Prompt: Return, from the material below, each line in which the word "screenshot" is present.
[Opening Data for this exercise section]
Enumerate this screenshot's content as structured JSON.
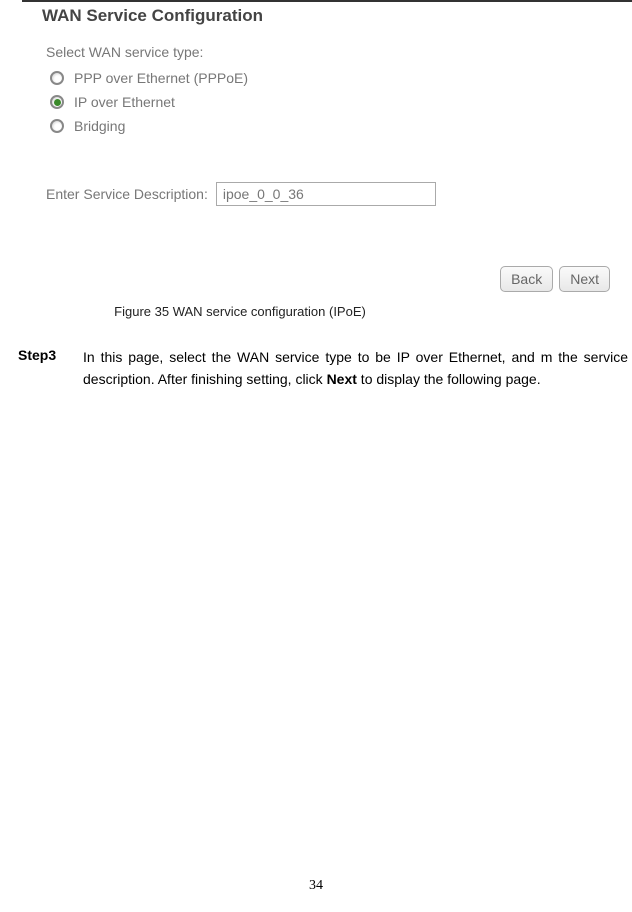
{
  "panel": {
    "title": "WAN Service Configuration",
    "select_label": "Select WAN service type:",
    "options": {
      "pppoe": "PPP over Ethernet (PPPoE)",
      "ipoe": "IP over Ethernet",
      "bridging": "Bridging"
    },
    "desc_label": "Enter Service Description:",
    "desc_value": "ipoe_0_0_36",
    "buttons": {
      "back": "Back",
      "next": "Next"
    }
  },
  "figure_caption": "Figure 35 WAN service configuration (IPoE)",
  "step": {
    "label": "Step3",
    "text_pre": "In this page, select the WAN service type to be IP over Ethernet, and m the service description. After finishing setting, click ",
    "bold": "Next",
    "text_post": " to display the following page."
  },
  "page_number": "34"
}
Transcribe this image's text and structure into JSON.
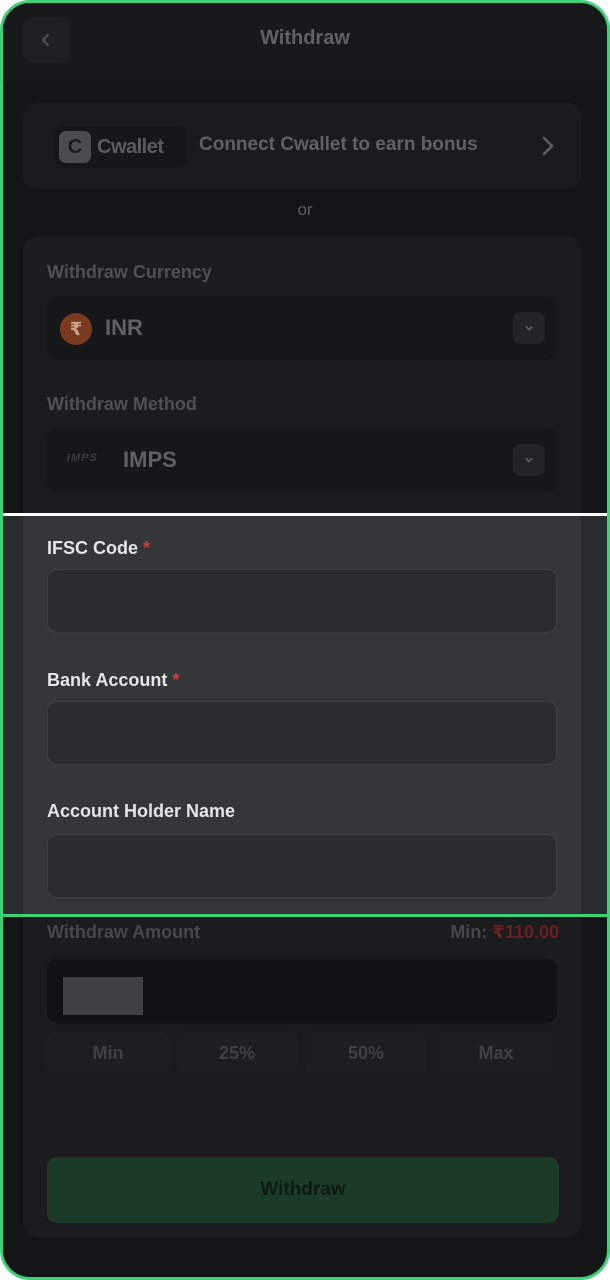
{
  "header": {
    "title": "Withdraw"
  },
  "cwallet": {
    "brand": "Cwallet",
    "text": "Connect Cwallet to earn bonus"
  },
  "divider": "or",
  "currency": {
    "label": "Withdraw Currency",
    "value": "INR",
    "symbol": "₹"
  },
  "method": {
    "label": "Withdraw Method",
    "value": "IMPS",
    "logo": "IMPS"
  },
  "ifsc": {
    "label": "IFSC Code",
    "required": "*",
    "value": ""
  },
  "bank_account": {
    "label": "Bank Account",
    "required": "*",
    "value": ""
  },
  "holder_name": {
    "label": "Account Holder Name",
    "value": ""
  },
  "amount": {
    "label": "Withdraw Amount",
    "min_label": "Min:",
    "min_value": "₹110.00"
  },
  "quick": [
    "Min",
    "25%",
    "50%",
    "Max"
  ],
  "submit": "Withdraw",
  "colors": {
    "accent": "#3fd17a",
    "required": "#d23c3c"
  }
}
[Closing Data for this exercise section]
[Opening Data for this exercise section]
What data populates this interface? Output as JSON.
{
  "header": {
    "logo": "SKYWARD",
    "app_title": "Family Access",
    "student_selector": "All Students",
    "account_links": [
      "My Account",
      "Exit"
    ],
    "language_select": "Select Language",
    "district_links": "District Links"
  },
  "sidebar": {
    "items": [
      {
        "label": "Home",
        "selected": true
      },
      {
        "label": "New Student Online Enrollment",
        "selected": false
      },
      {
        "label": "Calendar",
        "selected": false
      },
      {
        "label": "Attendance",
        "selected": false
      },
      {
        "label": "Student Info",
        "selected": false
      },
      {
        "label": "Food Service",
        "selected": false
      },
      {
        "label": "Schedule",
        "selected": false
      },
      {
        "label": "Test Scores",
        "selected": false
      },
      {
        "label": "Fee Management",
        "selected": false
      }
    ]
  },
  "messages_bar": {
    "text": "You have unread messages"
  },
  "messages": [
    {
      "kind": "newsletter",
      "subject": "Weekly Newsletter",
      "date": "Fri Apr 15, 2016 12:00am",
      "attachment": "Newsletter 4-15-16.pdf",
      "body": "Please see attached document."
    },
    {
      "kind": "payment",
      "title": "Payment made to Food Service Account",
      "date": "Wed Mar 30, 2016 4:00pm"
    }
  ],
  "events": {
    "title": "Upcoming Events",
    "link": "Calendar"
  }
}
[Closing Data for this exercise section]
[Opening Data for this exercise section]
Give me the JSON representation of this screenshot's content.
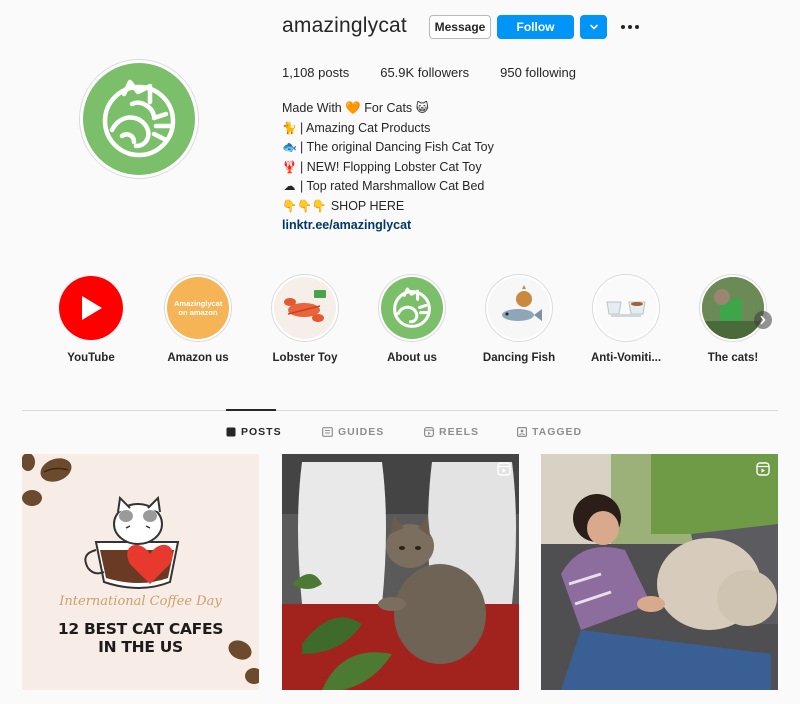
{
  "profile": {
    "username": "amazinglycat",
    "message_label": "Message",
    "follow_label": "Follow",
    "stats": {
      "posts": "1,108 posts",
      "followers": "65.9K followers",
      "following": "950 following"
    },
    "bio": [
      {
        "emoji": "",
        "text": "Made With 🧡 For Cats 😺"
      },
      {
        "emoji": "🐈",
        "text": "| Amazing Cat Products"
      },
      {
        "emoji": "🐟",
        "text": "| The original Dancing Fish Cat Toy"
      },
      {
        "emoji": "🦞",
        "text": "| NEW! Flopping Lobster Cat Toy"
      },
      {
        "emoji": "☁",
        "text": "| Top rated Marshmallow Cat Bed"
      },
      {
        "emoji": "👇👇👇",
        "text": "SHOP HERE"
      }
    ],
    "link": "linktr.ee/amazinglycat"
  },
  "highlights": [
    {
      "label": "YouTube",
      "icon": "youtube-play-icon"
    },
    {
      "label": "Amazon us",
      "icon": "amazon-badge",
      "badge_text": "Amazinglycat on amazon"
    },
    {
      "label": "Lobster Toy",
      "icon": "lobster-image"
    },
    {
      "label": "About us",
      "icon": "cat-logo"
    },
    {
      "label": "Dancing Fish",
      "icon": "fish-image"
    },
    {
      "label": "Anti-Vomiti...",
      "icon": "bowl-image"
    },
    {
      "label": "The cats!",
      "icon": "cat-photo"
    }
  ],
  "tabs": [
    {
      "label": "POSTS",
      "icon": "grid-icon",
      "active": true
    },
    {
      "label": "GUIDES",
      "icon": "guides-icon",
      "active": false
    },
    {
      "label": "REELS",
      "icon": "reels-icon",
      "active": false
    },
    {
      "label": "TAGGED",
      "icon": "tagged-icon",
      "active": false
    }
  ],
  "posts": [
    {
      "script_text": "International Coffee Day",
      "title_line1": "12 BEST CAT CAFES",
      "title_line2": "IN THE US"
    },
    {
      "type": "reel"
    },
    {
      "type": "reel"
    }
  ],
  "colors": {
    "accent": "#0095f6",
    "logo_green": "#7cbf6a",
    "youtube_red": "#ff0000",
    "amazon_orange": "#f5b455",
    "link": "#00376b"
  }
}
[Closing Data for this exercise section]
Final answer:
Enumerate this screenshot's content as structured JSON.
Give me the JSON representation of this screenshot's content.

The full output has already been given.